**Action item**: In the records that follow, find each line containing "year" and copy it.

**Material provided**:
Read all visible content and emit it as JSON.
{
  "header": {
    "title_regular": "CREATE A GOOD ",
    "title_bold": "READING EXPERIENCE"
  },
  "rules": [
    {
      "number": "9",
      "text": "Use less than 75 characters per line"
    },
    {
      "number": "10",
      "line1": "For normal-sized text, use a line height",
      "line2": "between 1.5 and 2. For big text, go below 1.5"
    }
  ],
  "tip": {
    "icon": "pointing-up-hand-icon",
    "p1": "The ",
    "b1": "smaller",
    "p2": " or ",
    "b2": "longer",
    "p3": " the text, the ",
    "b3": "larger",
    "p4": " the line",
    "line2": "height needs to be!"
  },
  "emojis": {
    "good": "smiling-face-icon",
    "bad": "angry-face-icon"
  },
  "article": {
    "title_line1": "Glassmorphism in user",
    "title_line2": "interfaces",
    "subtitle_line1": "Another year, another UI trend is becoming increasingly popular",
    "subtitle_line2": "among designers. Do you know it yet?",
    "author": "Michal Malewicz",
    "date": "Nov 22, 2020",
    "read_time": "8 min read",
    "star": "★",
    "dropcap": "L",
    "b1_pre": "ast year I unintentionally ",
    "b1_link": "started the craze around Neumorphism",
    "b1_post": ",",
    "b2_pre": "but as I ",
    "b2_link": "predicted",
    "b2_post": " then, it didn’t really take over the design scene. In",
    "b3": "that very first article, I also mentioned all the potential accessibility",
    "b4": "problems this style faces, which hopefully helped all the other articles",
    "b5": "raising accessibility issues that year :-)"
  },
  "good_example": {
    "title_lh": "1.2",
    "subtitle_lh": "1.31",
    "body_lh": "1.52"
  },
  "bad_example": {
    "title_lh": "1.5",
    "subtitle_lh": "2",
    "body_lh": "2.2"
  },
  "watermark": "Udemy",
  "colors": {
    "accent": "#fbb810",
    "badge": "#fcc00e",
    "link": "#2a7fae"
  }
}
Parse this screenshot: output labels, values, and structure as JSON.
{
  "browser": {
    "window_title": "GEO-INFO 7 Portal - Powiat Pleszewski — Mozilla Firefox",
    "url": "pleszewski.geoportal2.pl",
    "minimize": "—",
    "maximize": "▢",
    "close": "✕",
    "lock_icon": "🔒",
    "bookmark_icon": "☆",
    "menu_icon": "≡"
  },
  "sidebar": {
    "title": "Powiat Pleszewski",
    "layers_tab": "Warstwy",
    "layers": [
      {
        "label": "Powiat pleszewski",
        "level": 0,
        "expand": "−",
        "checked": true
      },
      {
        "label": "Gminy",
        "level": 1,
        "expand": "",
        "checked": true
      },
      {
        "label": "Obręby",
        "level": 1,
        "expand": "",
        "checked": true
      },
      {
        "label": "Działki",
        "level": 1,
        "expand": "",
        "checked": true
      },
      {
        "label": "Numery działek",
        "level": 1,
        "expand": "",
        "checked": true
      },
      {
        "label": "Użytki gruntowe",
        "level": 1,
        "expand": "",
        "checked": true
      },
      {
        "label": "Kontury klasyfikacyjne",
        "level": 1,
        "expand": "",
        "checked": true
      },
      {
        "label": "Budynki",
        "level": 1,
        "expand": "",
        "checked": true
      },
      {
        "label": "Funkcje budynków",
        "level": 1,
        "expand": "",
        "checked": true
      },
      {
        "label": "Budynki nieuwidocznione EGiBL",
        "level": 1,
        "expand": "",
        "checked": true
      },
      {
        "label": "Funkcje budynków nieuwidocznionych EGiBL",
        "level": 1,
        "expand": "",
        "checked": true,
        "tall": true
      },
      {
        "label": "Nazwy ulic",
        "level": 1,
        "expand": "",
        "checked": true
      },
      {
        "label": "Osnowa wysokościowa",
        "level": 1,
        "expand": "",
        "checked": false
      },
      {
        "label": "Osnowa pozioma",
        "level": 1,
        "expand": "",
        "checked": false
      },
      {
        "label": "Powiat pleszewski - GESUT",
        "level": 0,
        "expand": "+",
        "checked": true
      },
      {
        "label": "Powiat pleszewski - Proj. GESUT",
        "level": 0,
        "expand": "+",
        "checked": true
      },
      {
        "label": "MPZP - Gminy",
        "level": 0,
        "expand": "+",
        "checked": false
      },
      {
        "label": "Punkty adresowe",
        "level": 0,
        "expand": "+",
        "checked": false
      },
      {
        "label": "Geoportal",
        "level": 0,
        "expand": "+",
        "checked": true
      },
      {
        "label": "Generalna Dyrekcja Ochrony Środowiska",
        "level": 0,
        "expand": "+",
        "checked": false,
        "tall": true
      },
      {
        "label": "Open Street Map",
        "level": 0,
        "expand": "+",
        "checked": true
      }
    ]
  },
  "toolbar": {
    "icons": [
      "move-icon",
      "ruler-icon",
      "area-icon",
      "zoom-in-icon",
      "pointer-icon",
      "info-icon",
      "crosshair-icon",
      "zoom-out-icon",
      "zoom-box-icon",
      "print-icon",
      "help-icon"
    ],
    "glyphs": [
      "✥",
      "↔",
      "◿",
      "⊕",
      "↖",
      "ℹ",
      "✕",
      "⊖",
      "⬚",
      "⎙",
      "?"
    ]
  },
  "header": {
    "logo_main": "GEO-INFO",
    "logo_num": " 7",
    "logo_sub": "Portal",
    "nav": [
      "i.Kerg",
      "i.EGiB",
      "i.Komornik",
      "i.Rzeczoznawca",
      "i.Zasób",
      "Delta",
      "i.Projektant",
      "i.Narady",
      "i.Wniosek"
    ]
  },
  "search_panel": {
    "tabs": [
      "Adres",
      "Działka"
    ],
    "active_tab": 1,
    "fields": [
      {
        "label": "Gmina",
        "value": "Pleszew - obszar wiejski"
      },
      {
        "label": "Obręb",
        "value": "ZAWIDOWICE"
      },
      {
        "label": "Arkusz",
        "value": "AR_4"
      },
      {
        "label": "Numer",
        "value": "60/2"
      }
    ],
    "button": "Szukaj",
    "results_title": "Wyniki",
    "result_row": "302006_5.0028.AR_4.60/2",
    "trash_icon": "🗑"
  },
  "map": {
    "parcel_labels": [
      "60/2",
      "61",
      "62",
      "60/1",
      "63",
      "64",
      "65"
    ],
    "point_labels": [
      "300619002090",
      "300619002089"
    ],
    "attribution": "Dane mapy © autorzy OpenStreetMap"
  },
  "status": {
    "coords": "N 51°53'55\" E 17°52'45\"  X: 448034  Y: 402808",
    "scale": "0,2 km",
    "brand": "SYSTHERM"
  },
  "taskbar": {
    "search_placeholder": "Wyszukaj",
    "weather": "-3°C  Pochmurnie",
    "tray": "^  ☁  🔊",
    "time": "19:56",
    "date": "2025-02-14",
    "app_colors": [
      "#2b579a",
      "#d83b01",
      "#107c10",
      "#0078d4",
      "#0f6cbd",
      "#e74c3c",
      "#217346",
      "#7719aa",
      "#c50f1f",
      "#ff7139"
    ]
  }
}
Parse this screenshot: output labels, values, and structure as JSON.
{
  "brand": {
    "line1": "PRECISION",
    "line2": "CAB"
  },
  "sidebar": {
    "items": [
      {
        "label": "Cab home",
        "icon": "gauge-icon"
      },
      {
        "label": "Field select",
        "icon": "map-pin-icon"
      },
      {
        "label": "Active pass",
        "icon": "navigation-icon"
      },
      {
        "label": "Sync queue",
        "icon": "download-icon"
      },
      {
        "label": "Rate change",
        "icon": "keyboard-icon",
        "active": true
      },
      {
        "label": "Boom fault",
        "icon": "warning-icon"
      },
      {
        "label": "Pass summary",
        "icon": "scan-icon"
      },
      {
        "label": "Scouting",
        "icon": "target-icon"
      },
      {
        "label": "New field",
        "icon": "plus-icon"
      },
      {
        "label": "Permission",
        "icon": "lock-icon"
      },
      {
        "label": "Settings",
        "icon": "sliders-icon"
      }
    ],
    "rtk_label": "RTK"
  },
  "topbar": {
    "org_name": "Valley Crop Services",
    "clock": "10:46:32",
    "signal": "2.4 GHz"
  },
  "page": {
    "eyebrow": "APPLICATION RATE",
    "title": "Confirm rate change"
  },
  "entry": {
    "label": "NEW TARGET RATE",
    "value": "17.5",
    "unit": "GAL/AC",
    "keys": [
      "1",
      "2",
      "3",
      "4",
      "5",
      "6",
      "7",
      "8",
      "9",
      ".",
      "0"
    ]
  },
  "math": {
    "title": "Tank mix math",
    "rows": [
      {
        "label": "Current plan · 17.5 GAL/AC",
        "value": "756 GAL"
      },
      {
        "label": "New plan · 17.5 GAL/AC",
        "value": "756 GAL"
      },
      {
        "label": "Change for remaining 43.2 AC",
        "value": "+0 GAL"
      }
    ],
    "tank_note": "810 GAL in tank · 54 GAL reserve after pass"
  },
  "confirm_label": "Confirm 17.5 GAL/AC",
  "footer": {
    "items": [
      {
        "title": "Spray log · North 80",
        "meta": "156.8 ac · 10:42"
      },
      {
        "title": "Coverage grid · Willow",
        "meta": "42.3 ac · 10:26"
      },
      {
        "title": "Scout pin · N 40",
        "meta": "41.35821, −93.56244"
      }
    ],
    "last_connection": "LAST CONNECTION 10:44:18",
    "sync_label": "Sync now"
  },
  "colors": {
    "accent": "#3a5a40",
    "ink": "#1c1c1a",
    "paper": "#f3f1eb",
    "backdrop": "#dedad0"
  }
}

**Result of this exercise**:
    "subtitle_line1": "Another year, another UI trend is becoming increasingly popular",
    "b1_pre": "ast year I unintentionally ",
    "b5": "raising accessibility issues that year :-)"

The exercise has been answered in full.